Corrosion, tides, boat wakes, tropical storms, and hurricanes can all contribute to seawall damage and, ultimately, failure. Additional causes undermine the structure on the landward side. Rainfall creates more hydrostatic pressure than rising and falling tides. Every time it rains or the irrigation system runs (and every time the tide goes out) all of the groundwater above the waterline needs a place to go. Massive pressure can build up if that water is trapped on the landward side, putting immense stress on the structure. (Read more in the article, How Soil Instability Causes Seawall Damage.) That is a recipe for seawall failure that can be avoided if you know the signs.
Soil Depressions Near the Seawall
Soil depressions appear due to the loss of soil near the structure. Water is seeping through or underneath the seawall, weakening the structure and contributing to soil erosion. Strong surrounding soil is critical to a healthy seawall.
Rust Stains on the Surface
Rust stains are a sign of corroded rebar inside the concrete. Corroded rebar expands, cracking and destabilizing the structure.
Movement or Shifting of the Seawall
Hydrostatic pressure and/or lack of supporting soil around the structure can cause sections of the wall to move or shift over time.
Cracks in the Concrete
Cracks in the concrete can be caused by spalling due to rebar corrosion, or movement due to hydrostatic pressure and unstable soil.
Additional Signs of Seawall Failure
- Blocked or clogged weep holes (vents that are used for draining landward side water build-up to relieve hydrostatic pressure).
- Sand or soil deposits at the bottom of the wall panel joints on the water side. This indicates sediment seeping through the joints from the landward side.
- Damage to structures up to 100 feet away. Water infiltration on the landward side can expand a great distance when proper venting/drainage is not occurring. Look for sinkholes, depressions, and/or sunken concrete in the general area surrounding the seawall.
Seawall Repair Network’s Proprietary Repair Process

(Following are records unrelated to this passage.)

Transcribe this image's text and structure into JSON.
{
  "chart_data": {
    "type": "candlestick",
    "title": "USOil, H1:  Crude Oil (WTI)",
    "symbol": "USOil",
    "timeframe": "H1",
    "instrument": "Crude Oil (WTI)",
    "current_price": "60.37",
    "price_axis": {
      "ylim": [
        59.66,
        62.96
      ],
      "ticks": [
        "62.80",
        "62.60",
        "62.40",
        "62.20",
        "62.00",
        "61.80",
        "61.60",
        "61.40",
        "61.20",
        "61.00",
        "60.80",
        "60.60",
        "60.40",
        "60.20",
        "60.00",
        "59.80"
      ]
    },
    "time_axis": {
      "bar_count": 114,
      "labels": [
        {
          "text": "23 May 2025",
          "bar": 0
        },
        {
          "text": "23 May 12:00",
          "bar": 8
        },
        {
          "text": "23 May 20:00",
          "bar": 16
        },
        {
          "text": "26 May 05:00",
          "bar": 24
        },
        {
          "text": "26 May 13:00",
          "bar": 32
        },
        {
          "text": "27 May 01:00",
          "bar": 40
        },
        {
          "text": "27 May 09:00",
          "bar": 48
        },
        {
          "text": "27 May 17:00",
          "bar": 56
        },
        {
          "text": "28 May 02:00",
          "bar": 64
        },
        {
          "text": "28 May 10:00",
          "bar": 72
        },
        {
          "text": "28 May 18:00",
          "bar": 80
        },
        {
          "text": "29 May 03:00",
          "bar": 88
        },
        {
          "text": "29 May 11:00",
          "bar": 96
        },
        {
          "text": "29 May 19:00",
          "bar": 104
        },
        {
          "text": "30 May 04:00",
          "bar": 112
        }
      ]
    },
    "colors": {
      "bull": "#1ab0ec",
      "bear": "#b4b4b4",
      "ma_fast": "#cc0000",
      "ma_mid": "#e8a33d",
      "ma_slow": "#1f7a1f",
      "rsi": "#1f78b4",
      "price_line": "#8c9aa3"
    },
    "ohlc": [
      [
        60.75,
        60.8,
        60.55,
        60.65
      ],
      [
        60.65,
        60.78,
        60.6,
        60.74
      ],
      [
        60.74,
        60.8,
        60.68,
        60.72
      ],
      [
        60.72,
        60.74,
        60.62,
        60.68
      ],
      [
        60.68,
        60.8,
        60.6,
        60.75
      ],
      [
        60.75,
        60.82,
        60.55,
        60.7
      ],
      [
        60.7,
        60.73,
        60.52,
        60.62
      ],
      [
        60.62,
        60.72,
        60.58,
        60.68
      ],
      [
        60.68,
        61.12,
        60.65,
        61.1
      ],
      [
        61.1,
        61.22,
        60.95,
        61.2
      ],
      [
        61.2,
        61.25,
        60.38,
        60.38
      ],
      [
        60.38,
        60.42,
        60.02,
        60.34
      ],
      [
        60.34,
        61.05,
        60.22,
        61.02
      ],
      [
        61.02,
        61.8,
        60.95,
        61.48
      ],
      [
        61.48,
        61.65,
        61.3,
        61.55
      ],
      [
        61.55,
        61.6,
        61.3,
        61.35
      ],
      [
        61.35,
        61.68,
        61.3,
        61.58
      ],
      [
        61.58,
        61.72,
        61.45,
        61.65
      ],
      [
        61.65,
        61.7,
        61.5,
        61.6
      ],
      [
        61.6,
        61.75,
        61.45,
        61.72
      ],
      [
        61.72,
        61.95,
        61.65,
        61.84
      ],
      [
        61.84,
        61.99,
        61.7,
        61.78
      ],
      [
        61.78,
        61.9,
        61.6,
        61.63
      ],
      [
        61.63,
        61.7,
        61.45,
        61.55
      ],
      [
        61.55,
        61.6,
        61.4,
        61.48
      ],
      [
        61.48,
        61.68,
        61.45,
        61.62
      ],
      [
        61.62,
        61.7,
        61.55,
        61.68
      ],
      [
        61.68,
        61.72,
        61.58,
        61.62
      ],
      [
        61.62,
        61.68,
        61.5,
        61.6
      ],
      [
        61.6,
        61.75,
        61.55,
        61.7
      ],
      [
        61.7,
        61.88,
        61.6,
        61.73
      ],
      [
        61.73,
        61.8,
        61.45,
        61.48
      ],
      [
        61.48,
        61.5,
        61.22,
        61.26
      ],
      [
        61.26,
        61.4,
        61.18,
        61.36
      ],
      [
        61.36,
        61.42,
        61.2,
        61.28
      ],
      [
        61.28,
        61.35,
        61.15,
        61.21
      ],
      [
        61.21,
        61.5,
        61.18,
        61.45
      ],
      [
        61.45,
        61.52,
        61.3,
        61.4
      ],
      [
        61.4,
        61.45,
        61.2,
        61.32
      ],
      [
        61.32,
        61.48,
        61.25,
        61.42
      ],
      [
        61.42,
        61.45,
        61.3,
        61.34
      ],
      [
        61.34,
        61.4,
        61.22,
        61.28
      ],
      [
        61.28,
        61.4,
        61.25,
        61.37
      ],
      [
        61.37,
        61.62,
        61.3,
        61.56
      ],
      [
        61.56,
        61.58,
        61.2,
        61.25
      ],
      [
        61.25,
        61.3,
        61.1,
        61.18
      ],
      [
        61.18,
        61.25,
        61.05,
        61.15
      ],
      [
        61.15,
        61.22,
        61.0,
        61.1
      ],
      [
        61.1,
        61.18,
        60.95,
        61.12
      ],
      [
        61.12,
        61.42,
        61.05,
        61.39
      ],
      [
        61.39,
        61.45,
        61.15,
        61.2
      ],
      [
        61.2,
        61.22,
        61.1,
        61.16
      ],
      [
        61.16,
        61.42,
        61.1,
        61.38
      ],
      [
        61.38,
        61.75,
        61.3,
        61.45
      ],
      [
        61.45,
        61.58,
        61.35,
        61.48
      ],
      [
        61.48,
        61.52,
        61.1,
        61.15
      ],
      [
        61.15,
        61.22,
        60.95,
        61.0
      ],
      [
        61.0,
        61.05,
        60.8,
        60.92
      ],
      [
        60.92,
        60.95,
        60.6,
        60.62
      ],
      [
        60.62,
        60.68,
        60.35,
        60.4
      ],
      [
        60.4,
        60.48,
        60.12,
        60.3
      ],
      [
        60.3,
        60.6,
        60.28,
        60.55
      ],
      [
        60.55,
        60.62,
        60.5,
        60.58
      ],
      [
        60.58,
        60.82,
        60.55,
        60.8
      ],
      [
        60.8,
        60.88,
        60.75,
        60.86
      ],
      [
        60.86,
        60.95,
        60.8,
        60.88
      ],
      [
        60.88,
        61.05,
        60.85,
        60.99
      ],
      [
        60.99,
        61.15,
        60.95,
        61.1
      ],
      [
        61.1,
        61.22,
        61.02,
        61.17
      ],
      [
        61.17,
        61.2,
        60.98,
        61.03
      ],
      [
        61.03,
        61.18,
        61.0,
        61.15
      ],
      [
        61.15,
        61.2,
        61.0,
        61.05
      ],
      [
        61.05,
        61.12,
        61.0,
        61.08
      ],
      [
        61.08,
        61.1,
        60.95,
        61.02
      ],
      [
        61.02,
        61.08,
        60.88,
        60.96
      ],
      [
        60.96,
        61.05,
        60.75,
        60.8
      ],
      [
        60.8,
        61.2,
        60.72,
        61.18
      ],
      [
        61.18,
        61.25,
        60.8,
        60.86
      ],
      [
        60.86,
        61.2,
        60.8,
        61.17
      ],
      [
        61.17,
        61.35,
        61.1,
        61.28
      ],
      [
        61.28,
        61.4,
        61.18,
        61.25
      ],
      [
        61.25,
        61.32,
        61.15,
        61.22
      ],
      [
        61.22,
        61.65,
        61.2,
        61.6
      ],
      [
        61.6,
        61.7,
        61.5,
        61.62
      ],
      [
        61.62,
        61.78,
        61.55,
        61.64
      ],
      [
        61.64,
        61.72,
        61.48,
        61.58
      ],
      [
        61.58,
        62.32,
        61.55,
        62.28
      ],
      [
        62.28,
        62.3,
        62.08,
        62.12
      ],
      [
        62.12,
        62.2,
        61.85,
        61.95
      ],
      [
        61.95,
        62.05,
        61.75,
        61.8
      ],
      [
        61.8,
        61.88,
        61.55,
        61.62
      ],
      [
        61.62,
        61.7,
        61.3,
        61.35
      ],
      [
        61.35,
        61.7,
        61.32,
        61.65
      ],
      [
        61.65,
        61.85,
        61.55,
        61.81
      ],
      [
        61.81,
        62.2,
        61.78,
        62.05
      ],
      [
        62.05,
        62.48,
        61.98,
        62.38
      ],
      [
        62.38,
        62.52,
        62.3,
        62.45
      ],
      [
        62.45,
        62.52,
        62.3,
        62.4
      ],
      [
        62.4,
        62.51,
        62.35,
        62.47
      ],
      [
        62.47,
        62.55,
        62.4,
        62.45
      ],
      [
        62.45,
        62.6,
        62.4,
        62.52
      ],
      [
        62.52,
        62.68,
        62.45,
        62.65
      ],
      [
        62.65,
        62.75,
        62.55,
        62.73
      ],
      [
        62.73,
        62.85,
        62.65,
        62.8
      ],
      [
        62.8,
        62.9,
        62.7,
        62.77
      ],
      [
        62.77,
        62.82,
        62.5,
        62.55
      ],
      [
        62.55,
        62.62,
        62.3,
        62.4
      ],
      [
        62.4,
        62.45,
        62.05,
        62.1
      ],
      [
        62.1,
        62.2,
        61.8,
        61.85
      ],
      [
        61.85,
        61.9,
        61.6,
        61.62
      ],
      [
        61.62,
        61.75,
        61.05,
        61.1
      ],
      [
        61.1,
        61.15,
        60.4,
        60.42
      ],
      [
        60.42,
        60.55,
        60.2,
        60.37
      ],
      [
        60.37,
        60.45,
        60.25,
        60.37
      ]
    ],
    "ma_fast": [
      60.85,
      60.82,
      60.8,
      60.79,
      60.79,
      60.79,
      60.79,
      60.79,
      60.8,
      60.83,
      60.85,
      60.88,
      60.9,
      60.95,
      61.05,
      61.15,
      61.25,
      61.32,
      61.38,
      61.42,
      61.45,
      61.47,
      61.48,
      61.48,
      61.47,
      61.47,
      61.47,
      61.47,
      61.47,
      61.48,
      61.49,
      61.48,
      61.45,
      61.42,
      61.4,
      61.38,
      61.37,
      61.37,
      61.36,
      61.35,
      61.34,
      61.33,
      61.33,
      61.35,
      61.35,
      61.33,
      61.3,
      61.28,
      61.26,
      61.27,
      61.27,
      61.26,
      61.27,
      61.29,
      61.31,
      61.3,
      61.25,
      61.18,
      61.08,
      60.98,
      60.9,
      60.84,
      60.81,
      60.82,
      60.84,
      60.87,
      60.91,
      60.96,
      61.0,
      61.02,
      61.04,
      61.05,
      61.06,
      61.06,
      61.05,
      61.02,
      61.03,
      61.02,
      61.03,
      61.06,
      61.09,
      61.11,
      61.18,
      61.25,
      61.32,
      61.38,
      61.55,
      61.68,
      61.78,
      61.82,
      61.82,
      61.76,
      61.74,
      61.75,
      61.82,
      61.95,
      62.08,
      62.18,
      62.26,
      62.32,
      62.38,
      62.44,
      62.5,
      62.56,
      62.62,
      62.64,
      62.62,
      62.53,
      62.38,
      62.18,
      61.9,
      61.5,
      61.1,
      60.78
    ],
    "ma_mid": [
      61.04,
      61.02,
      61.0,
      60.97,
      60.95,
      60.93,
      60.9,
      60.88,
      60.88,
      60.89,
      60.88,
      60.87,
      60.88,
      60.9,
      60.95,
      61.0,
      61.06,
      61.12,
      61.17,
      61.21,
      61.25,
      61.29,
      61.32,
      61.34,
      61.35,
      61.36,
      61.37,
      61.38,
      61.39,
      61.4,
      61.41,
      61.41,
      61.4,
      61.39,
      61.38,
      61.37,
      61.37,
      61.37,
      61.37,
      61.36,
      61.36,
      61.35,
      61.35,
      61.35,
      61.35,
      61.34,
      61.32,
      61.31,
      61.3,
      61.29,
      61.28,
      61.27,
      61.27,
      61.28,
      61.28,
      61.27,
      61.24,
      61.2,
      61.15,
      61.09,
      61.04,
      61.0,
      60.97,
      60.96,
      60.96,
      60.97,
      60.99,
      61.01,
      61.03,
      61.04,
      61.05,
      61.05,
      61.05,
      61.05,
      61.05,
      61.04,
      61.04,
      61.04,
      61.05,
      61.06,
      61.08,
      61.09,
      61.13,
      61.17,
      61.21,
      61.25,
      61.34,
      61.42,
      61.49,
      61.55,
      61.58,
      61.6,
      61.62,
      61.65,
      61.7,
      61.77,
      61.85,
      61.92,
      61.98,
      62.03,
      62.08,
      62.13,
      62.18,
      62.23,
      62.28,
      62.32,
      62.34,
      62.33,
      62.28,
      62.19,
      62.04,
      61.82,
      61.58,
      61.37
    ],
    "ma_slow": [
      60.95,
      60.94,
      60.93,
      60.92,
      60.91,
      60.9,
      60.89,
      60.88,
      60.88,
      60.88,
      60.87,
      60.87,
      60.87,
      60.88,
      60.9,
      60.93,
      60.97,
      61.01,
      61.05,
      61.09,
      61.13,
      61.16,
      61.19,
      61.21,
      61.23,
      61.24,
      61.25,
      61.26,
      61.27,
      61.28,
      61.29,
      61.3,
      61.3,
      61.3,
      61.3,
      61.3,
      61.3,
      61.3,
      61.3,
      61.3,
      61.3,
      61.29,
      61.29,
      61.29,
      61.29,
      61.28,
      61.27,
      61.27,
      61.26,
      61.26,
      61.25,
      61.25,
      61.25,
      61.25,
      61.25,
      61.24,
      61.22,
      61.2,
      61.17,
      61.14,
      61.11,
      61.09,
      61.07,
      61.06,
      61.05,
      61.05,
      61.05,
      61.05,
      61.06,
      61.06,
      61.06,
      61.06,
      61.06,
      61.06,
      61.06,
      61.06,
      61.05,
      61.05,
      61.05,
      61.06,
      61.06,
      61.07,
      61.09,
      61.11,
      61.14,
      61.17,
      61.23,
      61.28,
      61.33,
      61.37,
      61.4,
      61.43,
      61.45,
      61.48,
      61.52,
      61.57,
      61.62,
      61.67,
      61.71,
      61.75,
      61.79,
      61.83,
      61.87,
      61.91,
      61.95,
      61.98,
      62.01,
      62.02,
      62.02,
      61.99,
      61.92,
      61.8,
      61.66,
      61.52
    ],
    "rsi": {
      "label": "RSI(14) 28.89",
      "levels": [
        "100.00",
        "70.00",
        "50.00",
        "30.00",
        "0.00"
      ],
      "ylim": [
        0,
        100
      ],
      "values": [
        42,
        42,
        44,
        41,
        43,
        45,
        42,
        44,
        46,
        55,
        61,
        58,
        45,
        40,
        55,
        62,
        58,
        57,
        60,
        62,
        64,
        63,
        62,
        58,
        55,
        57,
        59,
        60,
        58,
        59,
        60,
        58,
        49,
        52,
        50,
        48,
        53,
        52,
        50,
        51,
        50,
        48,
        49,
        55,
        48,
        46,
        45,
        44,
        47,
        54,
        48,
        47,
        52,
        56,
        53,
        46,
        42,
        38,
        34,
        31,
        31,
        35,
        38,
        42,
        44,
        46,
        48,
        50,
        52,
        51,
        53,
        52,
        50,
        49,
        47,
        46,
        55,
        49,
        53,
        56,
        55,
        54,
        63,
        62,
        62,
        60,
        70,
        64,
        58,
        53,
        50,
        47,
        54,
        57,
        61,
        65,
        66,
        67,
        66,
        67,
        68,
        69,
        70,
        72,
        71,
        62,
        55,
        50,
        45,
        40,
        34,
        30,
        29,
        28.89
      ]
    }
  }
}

Let’s review the proprietary repair process used by Seawall Repair Network’s preferred marine contractors. First, crews perform deep injections of SW-RP1 repair material directly behind each panel joint in the seawall. This process fills all the voids while permeating and strengthening the soil. The permeated soil becomes as hard as crystalline bedrock. Next, a new pressure relief system is created by coring through weep hole channels and the layer of resin that has been installed behind them. These new channels extend through the permeated soil and into the soil on the landward side. Proprietary pressure release technology is then installed to regulate the release of hydrostatic pressure from any new water that may form behind the wall in the future. Because pressure release technology also stops landward-side soil from passing through the dewatering channels, it prevents new erosion and void formations. If needed, seawall preservation treatments can also be applied to the concrete. The support of high-strength SW-RP1 repair material, combined with the regulation of hydrostatic pressure and concrete preservation treatment protects the seawall from subsequent movement, damage, or failure.